Title

Predicting nursing home adherence to a clinical trial intervention: lessons for the conduct of cluster randomized trials

UMMS Affiliation

Meyers Primary Care Institute; Department of Medicine, Division of Geriatric Medicine

Date

12-1-2011

Document Type

Article

Medical Subject Headings

Cluster Analysis; Randomized Controlled Trials as Topic; Nursing Homes

Disciplines

Geriatrics | Health Services Research | Primary Care

Abstract

OBJECTIVES: To describe factors predictive of nursing home (NH) adherence to a clinical trial intervention.

DESIGN: Post hoc analysis of a cluster randomized trial (CRT) evaluating a structured communication intervention to improve nurse-physician telephone communication in NHs.

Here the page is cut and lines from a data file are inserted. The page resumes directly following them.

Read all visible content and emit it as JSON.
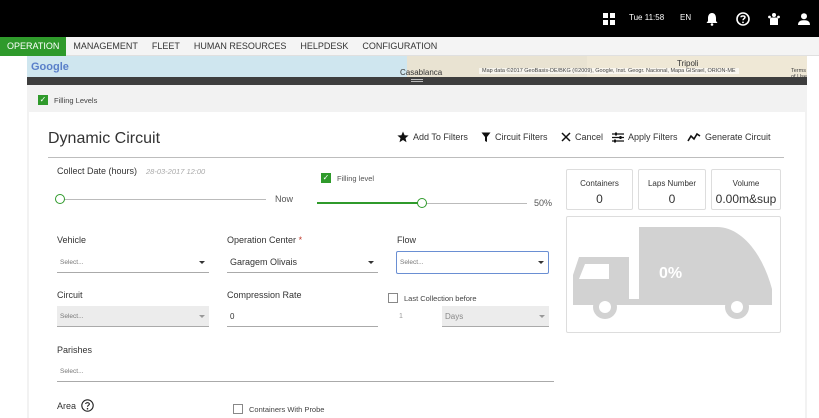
{
  "topbar": {
    "time": "Tue 11:58",
    "lang": "EN",
    "icons": [
      "widgets-icon",
      "bell-icon",
      "help-icon",
      "people-icon",
      "user-icon"
    ]
  },
  "nav": {
    "items": [
      "OPERATION",
      "MANAGEMENT",
      "FLEET",
      "HUMAN RESOURCES",
      "HELPDESK",
      "CONFIGURATION"
    ],
    "active_index": 0
  },
  "map": {
    "logo": "Google",
    "city1": "Casablanca",
    "city2": "Tripoli",
    "attribution": "Map data ©2017 GeoBasis-DE/BKG (©2009), Google, Inst. Geogr. Nacional, Mapa GISrael, ORION-ME",
    "terms": "Terms of Use"
  },
  "filling_levels_label": "Filling Levels",
  "panel": {
    "title": "Dynamic Circuit",
    "toolbar": {
      "add_to_filters": "Add To Filters",
      "circuit_filters": "Circuit Filters",
      "cancel": "Cancel",
      "apply_filters": "Apply Filters",
      "generate_circuit": "Generate Circuit"
    },
    "collect_date": {
      "label": "Collect Date (hours)",
      "value": "28-03-2017 12:00",
      "slider_end_label": "Now"
    },
    "filling_level": {
      "label": "Filling level",
      "checked": true,
      "value_label": "50%",
      "value": 0.5
    },
    "vehicle": {
      "label": "Vehicle",
      "placeholder": "Select..."
    },
    "operation_center": {
      "label": "Operation Center",
      "required_mark": "*",
      "value": "Garagem Olivais"
    },
    "flow": {
      "label": "Flow",
      "placeholder": "Select..."
    },
    "circuit": {
      "label": "Circuit",
      "placeholder": "Select..."
    },
    "compression_rate": {
      "label": "Compression Rate",
      "value": "0"
    },
    "last_collection": {
      "label": "Last Collection before",
      "number": "1",
      "unit": "Days"
    },
    "parishes": {
      "label": "Parishes",
      "placeholder": "Select..."
    },
    "area": {
      "label": "Area"
    },
    "containers_with_probe": {
      "label": "Containers With Probe"
    }
  },
  "stats": {
    "containers": {
      "label": "Containers",
      "value": "0"
    },
    "laps": {
      "label": "Laps Number",
      "value": "0"
    },
    "volume": {
      "label": "Volume",
      "value": "0.00m&sup"
    }
  },
  "truck": {
    "percent": "0%"
  },
  "colors": {
    "brand_green": "#2f9a2b",
    "topbar": "#000000",
    "truck_gray": "#d2d2d2"
  }
}
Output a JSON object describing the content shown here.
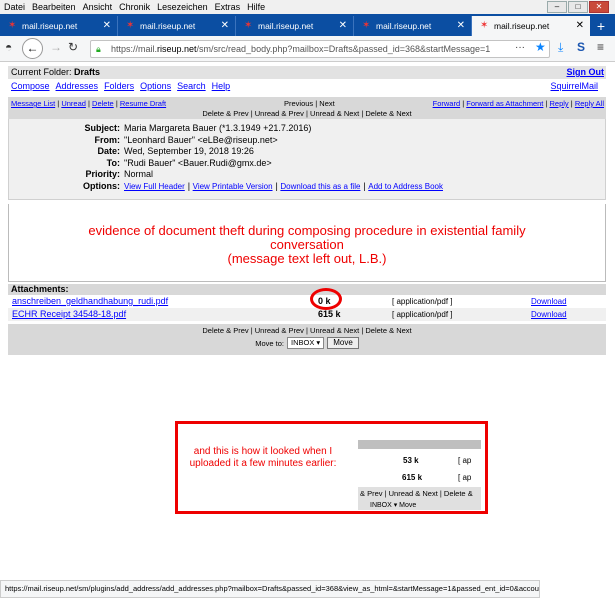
{
  "menu": [
    "Datei",
    "Bearbeiten",
    "Ansicht",
    "Chronik",
    "Lesezeichen",
    "Extras",
    "Hilfe"
  ],
  "tabs": [
    "mail.riseup.net",
    "mail.riseup.net",
    "mail.riseup.net",
    "mail.riseup.net",
    "mail.riseup.net"
  ],
  "url": {
    "prefix": "https://mail.",
    "domain": "riseup.net",
    "path": "/sm/src/read_body.php?mailbox=Drafts&passed_id=368&startMessage=1"
  },
  "folder": {
    "label": "Current Folder: ",
    "name": "Drafts",
    "signout": "Sign Out"
  },
  "topnav": [
    "Compose",
    "Addresses",
    "Folders",
    "Options",
    "Search",
    "Help"
  ],
  "squirrelmail": "SquirrelMail",
  "msgnav": {
    "left": [
      "Message List",
      "Unread",
      "Delete",
      "Resume Draft"
    ],
    "middle": "Previous | Next",
    "right": [
      "Forward",
      "Forward as Attachment",
      "Reply",
      "Reply All"
    ],
    "row2": "Delete & Prev | Unread & Prev | Unread & Next | Delete & Next"
  },
  "headers": {
    "subject_k": "Subject:",
    "subject": "Maria Margareta Bauer (*1.3.1949 +21.7.2016)",
    "from_k": "From:",
    "from": "\"Leonhard Bauer\" <eLBe@riseup.net>",
    "date_k": "Date:",
    "date": "Wed, September 19, 2018 19:26",
    "to_k": "To:",
    "to": "\"Rudi Bauer\" <Bauer.Rudi@gmx.de>",
    "priority_k": "Priority:",
    "priority": "Normal",
    "options_k": "Options:",
    "options": [
      "View Full Header",
      "View Printable Version",
      "Download this as a file",
      "Add to Address Book"
    ]
  },
  "evidence": [
    "evidence of document theft during composing procedure in existential family",
    "conversation",
    "(message text left out, L.B.)"
  ],
  "attachments": {
    "title": "Attachments:",
    "rows": [
      {
        "name": "anschreiben_geldhandhabung_rudi.pdf",
        "size": "0 k",
        "type": "[ application/pdf ]",
        "action": "Download"
      },
      {
        "name": "ECHR Receipt 34548-18.pdf",
        "size": "615 k",
        "type": "[ application/pdf ]",
        "action": "Download"
      }
    ]
  },
  "bottom": {
    "nav": "Delete & Prev | Unread & Prev | Unread & Next | Delete & Next",
    "moveto": "Move to:",
    "folder": "INBOX",
    "button": "Move"
  },
  "note": {
    "text": "and this is how it looked when I uploaded it a few minutes earlier:",
    "snip_row1": "53 k",
    "snip_row2": "615 k",
    "snip_type": "[ ap",
    "snip_nav": "& Prev | Unread & Next | Delete &",
    "snip_sel": "INBOX ▾   Move"
  },
  "status": "https://mail.riseup.net/sm/plugins/add_address/add_addresses.php?mailbox=Drafts&passed_id=368&view_as_html=&startMessage=1&passed_ent_id=0&account="
}
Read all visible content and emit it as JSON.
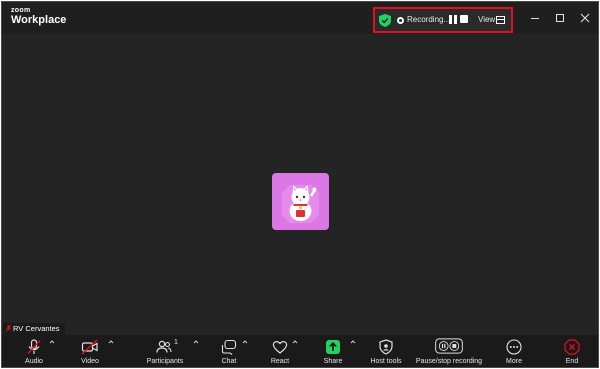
{
  "app": {
    "brand_small": "zoom",
    "brand_big": "Workplace"
  },
  "recording": {
    "status": "Recording...",
    "view_label": "View"
  },
  "participant": {
    "name": "RV Cervantes"
  },
  "toolbar": {
    "audio": "Audio",
    "video": "Video",
    "participants": "Participants",
    "participants_count": "1",
    "chat": "Chat",
    "react": "React",
    "share": "Share",
    "host_tools": "Host tools",
    "pause_stop": "Pause/stop recording",
    "more": "More",
    "end": "End"
  },
  "colors": {
    "accent_green": "#23d160",
    "record_highlight": "#e0101e",
    "muted_red": "#e0101e",
    "avatar_bg": "#dc77e6"
  },
  "icons": [
    "shield-icon",
    "record-icon",
    "pause-icon",
    "stop-icon",
    "gallery-view-icon",
    "mic-muted-icon",
    "video-off-icon",
    "participants-icon",
    "chat-icon",
    "heart-icon",
    "share-arrow-icon",
    "host-shield-icon",
    "more-icon",
    "end-icon"
  ]
}
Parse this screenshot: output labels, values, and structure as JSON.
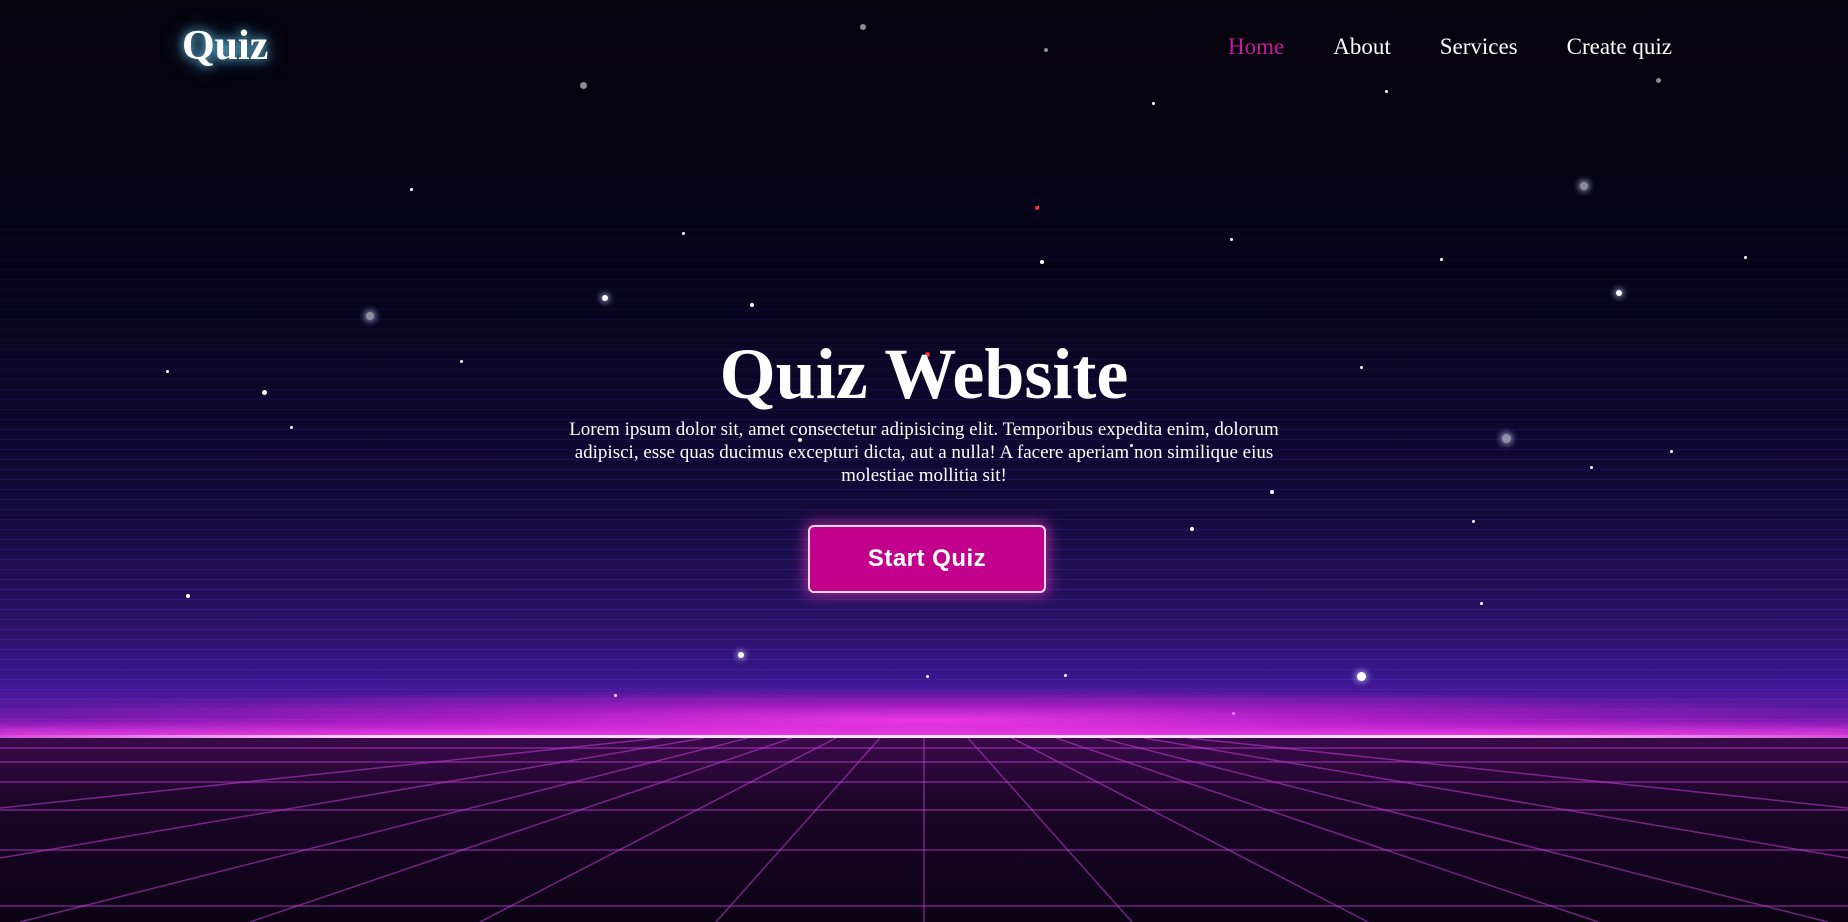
{
  "header": {
    "logo": "Quiz",
    "nav": [
      {
        "label": "Home",
        "active": true
      },
      {
        "label": "About",
        "active": false
      },
      {
        "label": "Services",
        "active": false
      },
      {
        "label": "Create quiz",
        "active": false
      }
    ]
  },
  "hero": {
    "title": "Quiz Website",
    "description": "Lorem ipsum dolor sit, amet consectetur adipisicing elit. Temporibus expedita enim, dolorum adipisci, esse quas ducimus excepturi dicta, aut a nulla! A facere aperiam non similique eius molestiae mollitia sit!",
    "button_label": "Start Quiz"
  },
  "colors": {
    "accent": "#c2008c",
    "active_nav": "#c8189c",
    "horizon_glow": "#ff3cf0",
    "logo_glow": "#78dcff"
  }
}
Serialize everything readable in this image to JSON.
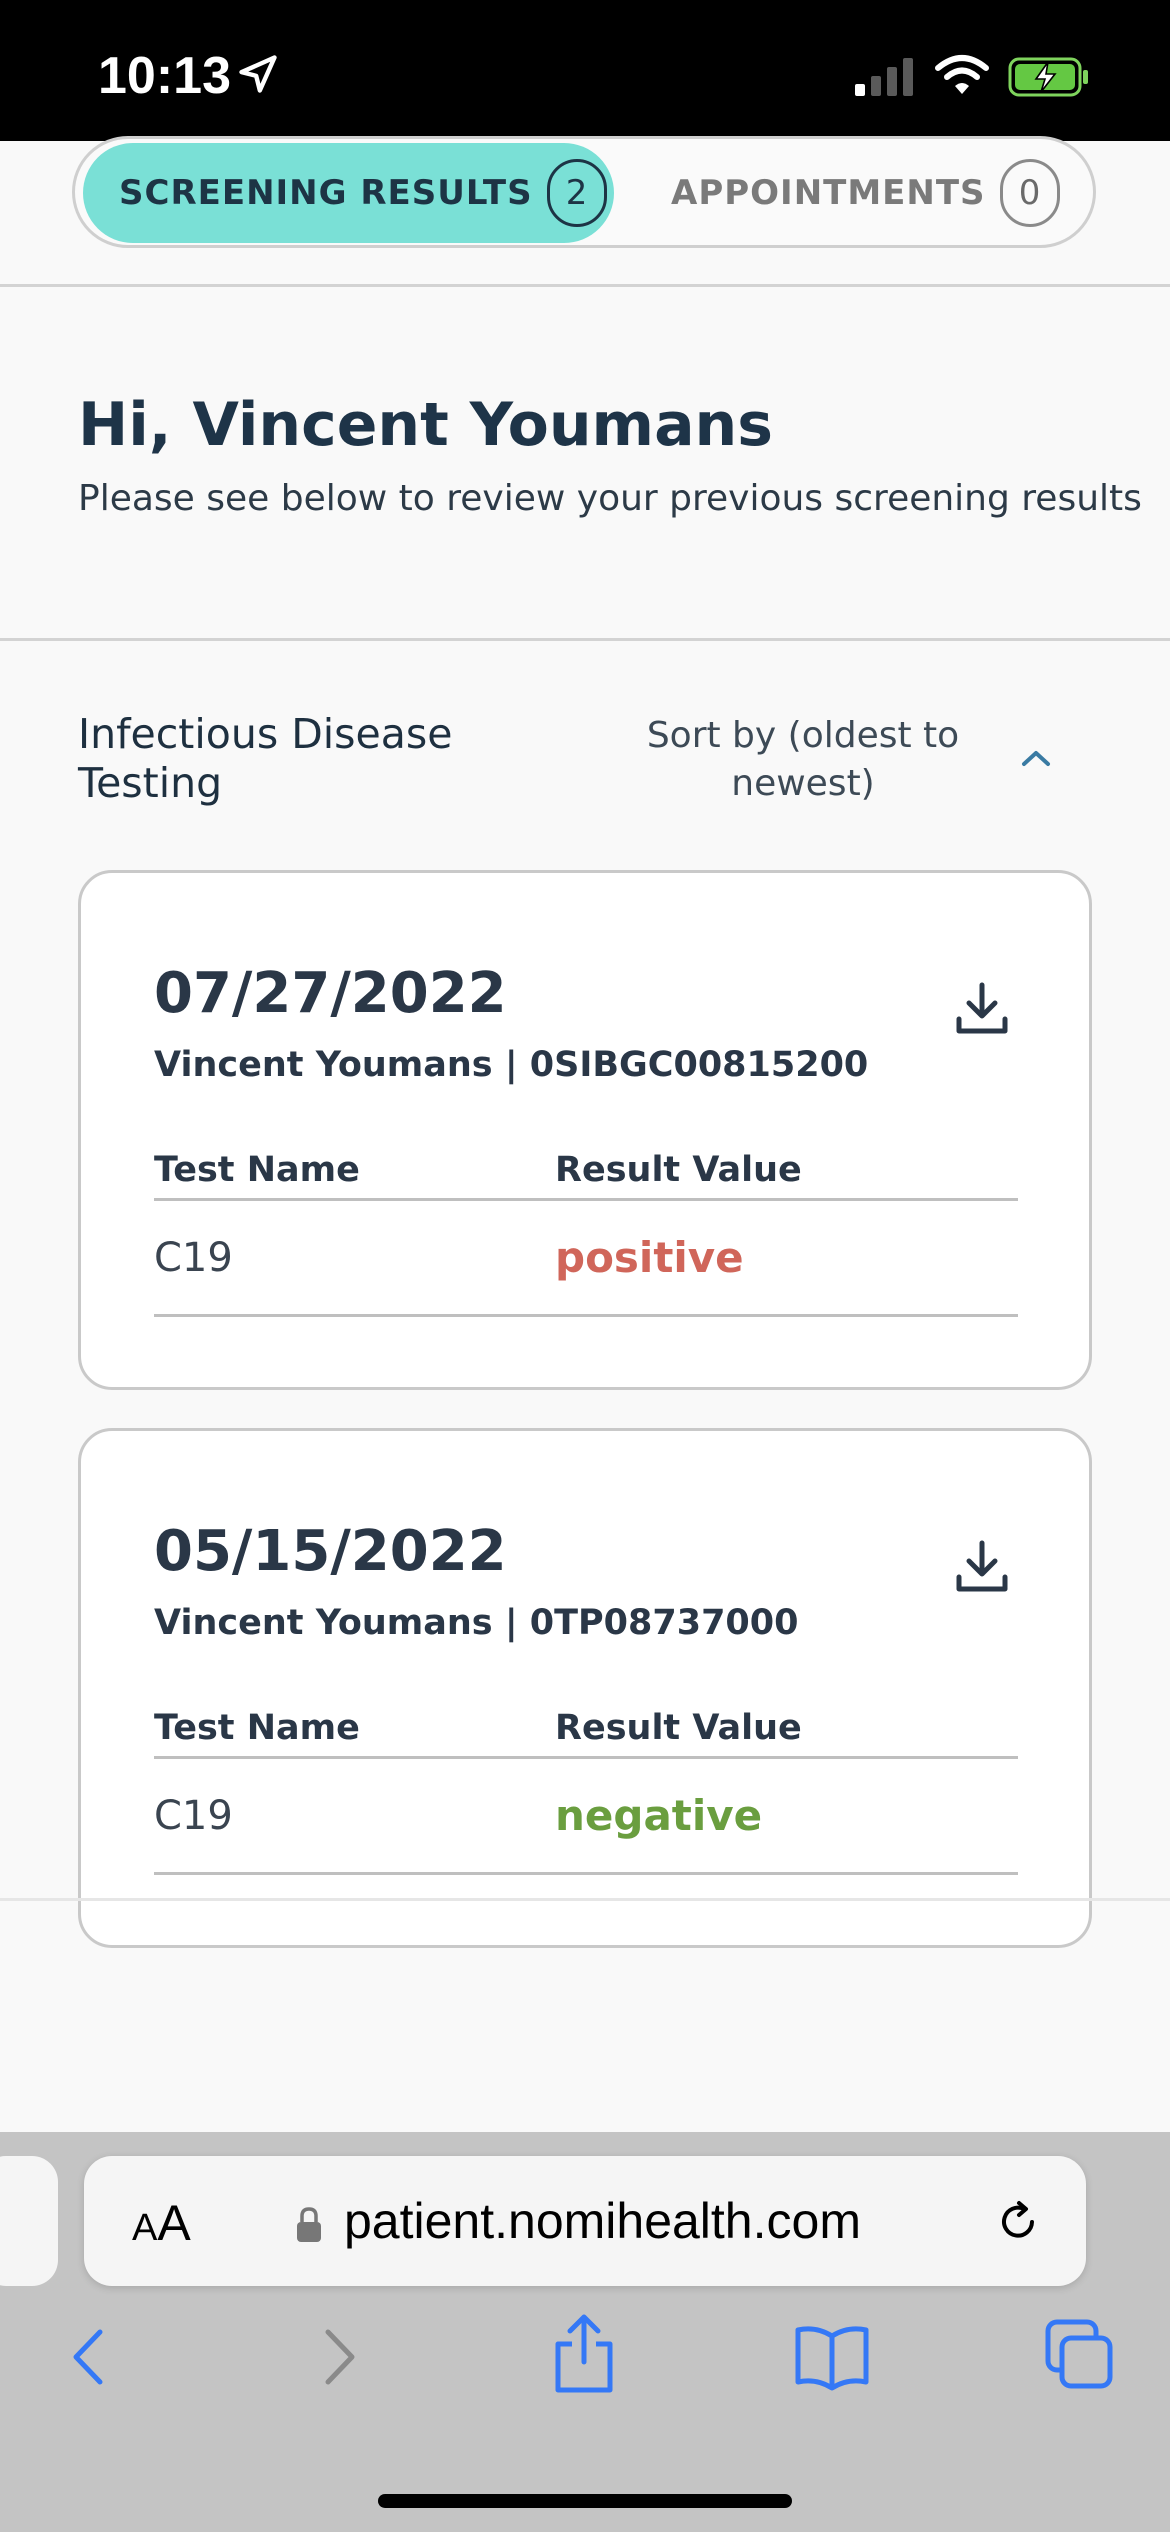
{
  "status_bar": {
    "time": "10:13"
  },
  "tabs": [
    {
      "label": "SCREENING RESULTS",
      "count": "2",
      "active": true
    },
    {
      "label": "APPOINTMENTS",
      "count": "0",
      "active": false
    }
  ],
  "header": {
    "greeting": "Hi, Vincent Youmans",
    "subtitle": "Please see below to review your previous screening results"
  },
  "section": {
    "title": "Infectious Disease Testing",
    "sort_label": "Sort by (oldest to newest)"
  },
  "results": [
    {
      "date": "07/27/2022",
      "meta": "Vincent Youmans | 0SIBGC00815200",
      "col_test_name": "Test Name",
      "col_result_value": "Result Value",
      "test_name": "C19",
      "result_value": "positive",
      "result_color": "#d0665a"
    },
    {
      "date": "05/15/2022",
      "meta": "Vincent Youmans | 0TP08737000",
      "col_test_name": "Test Name",
      "col_result_value": "Result Value",
      "test_name": "C19",
      "result_value": "negative",
      "result_color": "#6a9e3f"
    }
  ],
  "browser": {
    "text_size_label_small": "A",
    "text_size_label_big": "A",
    "url": "patient.nomihealth.com"
  },
  "colors": {
    "accent": "#7ae0d6",
    "positive": "#d0665a",
    "negative": "#6a9e3f",
    "ios_blue": "#3478f6"
  },
  "icons": [
    "location-arrow-icon",
    "cellular-signal-icon",
    "wifi-icon",
    "battery-charging-icon",
    "chevron-up-icon",
    "download-icon",
    "lock-icon",
    "reload-icon",
    "back-icon",
    "forward-icon",
    "share-icon",
    "bookmarks-icon",
    "tabs-icon"
  ]
}
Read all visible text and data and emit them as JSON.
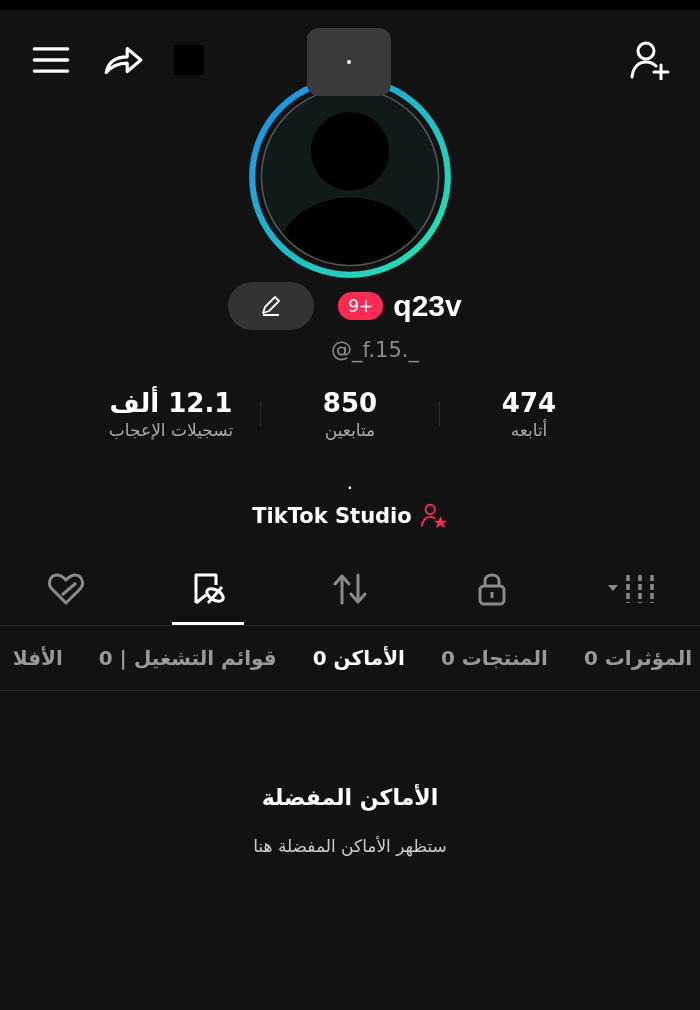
{
  "profile": {
    "name": "q23v",
    "badge": "9+",
    "handle": "@_f.15._",
    "bio": ".",
    "studio_link": "TikTok Studio"
  },
  "stats": [
    {
      "value": "474",
      "label": "أتابعه"
    },
    {
      "value": "850",
      "label": "متابعين"
    },
    {
      "value": "12.1 ألف",
      "label": "تسجيلات الإعجاب"
    }
  ],
  "content_tabs": [
    {
      "kind": "grid",
      "selected": false
    },
    {
      "kind": "lock",
      "selected": false
    },
    {
      "kind": "repost",
      "selected": false
    },
    {
      "kind": "saved",
      "selected": true
    },
    {
      "kind": "liked",
      "selected": false
    }
  ],
  "subtabs": [
    {
      "label": "المؤثرات 0",
      "selected": false
    },
    {
      "label": "المنتجات 0",
      "selected": false
    },
    {
      "label": "الأماكن 0",
      "selected": true
    },
    {
      "label": "قوائم التشغيل | 0",
      "selected": false
    },
    {
      "label": "الأفلا",
      "selected": false
    }
  ],
  "empty_state": {
    "title": "الأماكن المفضلة",
    "message": "ستظهر الأماكن المفضلة هنا"
  }
}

SETTING: NH.

PARTICIPANTS: All eligible licensed nursing staff in all participating NHs.

MEASUREMENTS: Adherence was defined as active participation for at least 3 months of the 12-month trial. NH characteristics hypothesized to affect trial outcomes (profit status, bed size, nursing staff time, NH quality, and leadership turnover) were measured a priori. The association between intervention adherence, NH characteristics and preintervention questionnaire response rate was examined.

RESULTS: Of 13 intervention NHs, seven adhered to the intervention. Three factors differentiated adherent from nonadherent NHs: director of nursing turnover (nonadherent NHs 50% vs adherent NHs 0%, P = .03); Centers for Medicare and Medicaid Services (CMS) nurse staffing rating (range: 1-5) (nonadherent NHs mean 3.7 ± 0.5 vs adherent NHs mean 4.3 ± 0.5), P = .048); and questionnaire response rate (nonadherent NHs 15.6 ± 10.0% vs adherent NHs 34.2 ± 12.1%, P = .02). Profit status, bed size, and number of NH deficiencies on state surveys were not significantly associated with intervention adherence.

CONCLUSION: CMS nurse staffing rating, leadership turnover, and questionnaire response rate are associated with adherence to a CRT intervention. Pretrial evaluation of NH staffing rating by CMS and of response to a questionnaire can help investigators improve trial efficiency by screening for NHs likely to adhere to a CRT intervention.

Rights and Permissions

Citation: J Am Geriatr Soc. 2011 Dec;59(12):2332-6. doi: 10.1111/j.1532-5415.2011.03697.x. Epub 2011 Oct 31.

Related Resources

Link to article in PubMed

PubMed ID

22091689